Discretionary Inside Bars Trading Methods
It should be noted that inside bars, contrary to a popular Forex myth, are not necessarily the most profitable way to identify good trade entries. Entries based upon breakouts with higher than average volatility taken in the direction of the long-term trend perform better in Forex than any other mechanical system which has been publicly identified. If you are going to trade inside bars, find entries on lower timeframes early in the trading days (European opens for European pairs, U.S. open for USD/JPY). Make sure you use lower time frames, aim for higher reward to risk multiples, and be prepared for losing trades. If you want to be selective about your entries, you should adopt the following guidelines:
An inside bar that is almost as large as the preceding bar is often a lower-quality entry.
An inside bar that is in a crowded price area is often a lower-quality entry.
Smaller inside bars are good, but don’t become obsessed with trading only the smallest ones.
Some of the best inside bar entries are placed just after two or three consecutive rising or falling bars making breakouts to new highs. They act as momentary pauses before another explosive breakout in the same direction. An example of such a run with an inside bar in the middle is shown in the diagram below:
If you are going to trade inside bars, trade in the direction of the long-term trend, and trade at the appropriate time of day for the relevant currency pair.

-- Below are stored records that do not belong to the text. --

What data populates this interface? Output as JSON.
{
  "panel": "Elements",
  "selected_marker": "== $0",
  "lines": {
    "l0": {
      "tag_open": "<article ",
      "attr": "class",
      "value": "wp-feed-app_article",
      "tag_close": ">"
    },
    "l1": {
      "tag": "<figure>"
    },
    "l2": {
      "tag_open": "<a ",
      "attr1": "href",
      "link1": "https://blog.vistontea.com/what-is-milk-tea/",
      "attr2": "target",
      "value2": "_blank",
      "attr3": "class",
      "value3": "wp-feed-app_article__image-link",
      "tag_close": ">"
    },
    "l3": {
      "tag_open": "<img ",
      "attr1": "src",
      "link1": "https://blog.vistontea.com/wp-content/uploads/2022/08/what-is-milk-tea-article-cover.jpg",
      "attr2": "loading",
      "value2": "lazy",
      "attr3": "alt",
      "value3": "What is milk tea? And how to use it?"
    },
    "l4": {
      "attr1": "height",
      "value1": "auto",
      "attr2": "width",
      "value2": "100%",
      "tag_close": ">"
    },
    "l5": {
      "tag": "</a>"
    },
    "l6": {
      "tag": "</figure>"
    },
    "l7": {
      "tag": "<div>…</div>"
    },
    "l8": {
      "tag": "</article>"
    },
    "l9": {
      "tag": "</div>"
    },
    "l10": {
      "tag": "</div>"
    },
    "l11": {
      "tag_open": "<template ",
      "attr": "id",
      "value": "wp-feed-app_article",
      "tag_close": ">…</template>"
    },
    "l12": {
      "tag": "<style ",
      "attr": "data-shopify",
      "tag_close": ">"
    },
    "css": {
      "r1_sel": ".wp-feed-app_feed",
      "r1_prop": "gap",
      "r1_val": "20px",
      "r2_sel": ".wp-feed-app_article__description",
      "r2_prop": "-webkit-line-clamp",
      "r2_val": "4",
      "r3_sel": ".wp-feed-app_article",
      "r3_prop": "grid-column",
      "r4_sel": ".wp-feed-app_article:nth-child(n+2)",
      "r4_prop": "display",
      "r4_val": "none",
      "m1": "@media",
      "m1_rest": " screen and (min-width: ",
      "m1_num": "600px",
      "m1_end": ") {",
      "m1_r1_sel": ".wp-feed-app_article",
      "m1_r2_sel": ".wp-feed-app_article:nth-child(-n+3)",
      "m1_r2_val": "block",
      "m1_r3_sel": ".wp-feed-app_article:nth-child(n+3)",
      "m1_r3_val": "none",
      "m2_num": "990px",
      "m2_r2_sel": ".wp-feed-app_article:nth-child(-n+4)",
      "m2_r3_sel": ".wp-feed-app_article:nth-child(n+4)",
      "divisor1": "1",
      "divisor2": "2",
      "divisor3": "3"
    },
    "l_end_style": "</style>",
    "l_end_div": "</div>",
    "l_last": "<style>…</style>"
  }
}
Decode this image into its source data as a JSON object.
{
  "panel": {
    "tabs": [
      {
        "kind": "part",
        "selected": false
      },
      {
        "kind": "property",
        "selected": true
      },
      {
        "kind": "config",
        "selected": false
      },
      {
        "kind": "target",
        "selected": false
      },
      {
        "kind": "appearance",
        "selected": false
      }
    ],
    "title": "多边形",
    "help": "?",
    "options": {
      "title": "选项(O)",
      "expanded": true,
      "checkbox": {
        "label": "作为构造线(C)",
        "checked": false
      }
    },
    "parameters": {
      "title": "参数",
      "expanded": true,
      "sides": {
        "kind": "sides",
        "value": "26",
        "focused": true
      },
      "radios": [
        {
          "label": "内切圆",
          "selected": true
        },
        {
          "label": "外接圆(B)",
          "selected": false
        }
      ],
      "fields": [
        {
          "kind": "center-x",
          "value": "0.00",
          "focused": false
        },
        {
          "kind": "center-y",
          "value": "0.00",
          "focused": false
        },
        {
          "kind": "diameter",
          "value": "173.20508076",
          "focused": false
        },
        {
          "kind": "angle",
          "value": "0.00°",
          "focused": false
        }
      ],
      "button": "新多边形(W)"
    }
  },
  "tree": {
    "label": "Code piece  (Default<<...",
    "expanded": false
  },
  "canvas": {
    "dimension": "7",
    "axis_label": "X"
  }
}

The easiest route to significant profits is to allow winners to run to several multiples of reward to risk such as 3 to 1 or 5 to 1. Be aware that inside bars as a stand-alone entry method is not the best mechanical edge available to retail traders: momentum is.